Dear Reader, I would like to relate to you a conversation I had with another mother, last Sunday morning after Church.
She had an older child, probably around four years old, and a six week old baby, so of course I chatted with her a bit. She seemed very nice (I am sure she is very nice!). Then we got onto the subject of breast-feeding. She mentioned that the health visitors in her area were quite clueless about breast fed babies because almost all of the women in her area formula fed. The rest of the conversation went something like this:
Me: Wow, I would’ve thought they’d absolutely adore you, if you’re one of the only breastfeeding women. I had the opposite experience, especially with midwives, I felt like I couldn’t put my son on formula, thought I’d be drugging him or something mad! He was under his birth weight at four weeks so I ended up having to.
Her: Yeah, well it’s what works for you isn’t it… *trails off*
Me: Well no, it was that I just didn’t have enough milk, there was an issue with my supply and it was actually the health visitor who told me to put him on it.
Her: Yeah, well, they say if you keep going it will eventually come in. But if it’s too much for you… *trails off again*
*awkward momentary silence*
(During the silence I wanted to say this: ‘Well, they say a lot things don’t they but they are bloody wrong! OK!? I tried really hard and, yes, it was too much for me because I had a hungry baby who I couldn’t feed and who screamed all the bloody time!’)
(What I did say) Me: hmm, yeah, well, I mean, I did give him some breast milk until he was 3 months but, you know… Well I’m going to get a cup of tea. Nice to meet you. *fake smile*
Now, some of you less familiar with the subtle language of judgement may think I have overreacted to her comments. But, oooh, it was her tone. Her tone I tells ya! Just ever so slightly patronising and, even worse, sympathetic. Like ‘we can’t all do what’s best, but never mind.’
Most breast-feeding mothers I know have absolutely no judgement of us who bottle feed our babies. We do what works and most understand that sometimes breastfeeding just doesn’t work. However, there are some who think they know why women stop breast-feeding. They think it just got a bit too hard so they gave up. That’s partly because almost everyone who breast feeds finds it really tough at first so there’s an assumption that you either grit your teeth and stick with it or you give up. This assumption implies that all women find it equally hard. But we don’t.
At one of the breast-feeding workshops I’ve written/ranted about previously (here) the workshop leader began by telling us a bit about herself, naturally.
“I first gave birth in the 1970s.” She declared. “I was the only woman on a ward of 26 who breast fed” *pause for nods of approval* “and I found it easy, I mean, I wondered why more people weren’t doing it. So I became a breast-feeding coach.”
Well, I don’t know about you but I think that is one of the worst reasons I have ever heard for teaching something. I’m teaching this because it’s easy. But it does neatly encapsulate the whole ‘if I can do it I don’t see any reason why anyone else can’t’ attitude that those few evangelical breast-feeders put out there.
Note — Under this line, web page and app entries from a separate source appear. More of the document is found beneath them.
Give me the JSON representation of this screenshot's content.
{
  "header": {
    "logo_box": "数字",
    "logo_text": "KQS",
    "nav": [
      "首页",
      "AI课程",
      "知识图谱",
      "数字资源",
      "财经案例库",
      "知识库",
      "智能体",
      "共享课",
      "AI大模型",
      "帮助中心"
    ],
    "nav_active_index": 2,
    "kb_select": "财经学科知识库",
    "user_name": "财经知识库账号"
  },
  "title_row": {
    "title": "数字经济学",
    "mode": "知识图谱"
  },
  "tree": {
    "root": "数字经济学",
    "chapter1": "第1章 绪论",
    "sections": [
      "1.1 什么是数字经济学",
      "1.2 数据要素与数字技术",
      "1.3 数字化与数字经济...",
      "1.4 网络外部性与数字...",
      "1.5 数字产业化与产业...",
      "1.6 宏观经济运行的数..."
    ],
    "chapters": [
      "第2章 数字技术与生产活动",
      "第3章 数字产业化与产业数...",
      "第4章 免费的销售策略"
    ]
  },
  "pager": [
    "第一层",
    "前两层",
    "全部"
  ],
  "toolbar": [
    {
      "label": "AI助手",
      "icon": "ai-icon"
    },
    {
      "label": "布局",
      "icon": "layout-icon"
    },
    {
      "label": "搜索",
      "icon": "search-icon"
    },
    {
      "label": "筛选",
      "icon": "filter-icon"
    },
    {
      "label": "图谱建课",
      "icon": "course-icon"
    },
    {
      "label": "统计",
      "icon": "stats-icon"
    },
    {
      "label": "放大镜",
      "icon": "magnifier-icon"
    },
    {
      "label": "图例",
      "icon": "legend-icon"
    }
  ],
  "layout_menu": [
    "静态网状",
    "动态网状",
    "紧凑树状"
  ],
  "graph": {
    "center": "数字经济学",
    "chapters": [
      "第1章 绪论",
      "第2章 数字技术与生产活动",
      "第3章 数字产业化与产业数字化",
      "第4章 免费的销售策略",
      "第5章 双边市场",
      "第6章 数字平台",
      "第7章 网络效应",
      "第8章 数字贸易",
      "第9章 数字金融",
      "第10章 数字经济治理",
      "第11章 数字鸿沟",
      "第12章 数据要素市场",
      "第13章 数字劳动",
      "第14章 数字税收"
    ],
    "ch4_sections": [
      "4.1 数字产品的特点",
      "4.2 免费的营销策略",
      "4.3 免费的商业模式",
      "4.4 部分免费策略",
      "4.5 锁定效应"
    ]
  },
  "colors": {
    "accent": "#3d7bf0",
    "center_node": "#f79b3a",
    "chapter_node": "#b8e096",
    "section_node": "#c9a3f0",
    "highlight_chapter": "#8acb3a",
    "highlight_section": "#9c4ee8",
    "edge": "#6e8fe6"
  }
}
And why wouldn’t they think that? They went to the workshops. They listened whilst the healthcare professionals made it very clear that everyone can breastfeed; you just need the right support and technique. Right? Wrong!
I know this mum just believed what she’d been told. Not only about breast milk but also all the implied bad stuff about formula. And I know she meant no harm because, as a successful breast-feeder, she doesn’t know the crippling middle-class guilt that comes with not being able to lactate sufficiently. She has no idea that there is still a small part of me, for all my brazen ranting, that feels like a failure. If there wasn’t her ever-so-slightly-condescending attitude wouldn’t have bother me quite so much. And perhaps I should have shared that with her. I wonder what would have happened if in that moment I hadn’t reacted by making evasive manoeuvres towards the tea and biscuits but instead offered an honest account of my feelings. Ooh, but that’s a bit scary.
Next time someone put my hackles up by making a casual anti-formula remark maybe I’ll respond differently. Instead of staring at my shoes and mumbling something apologetic; or making a swift exit; or giving a lengthy and impassioned speech on why I believe formula was the best choice for my baby, thank you very much; I might just talk about how it felt when I realised my son had been hungry for 4 weeks. I’ll just be honest and share how hard it is not to feel like a failure. I’ll be vulnerable.
Yeah, that’ll shut ’em up!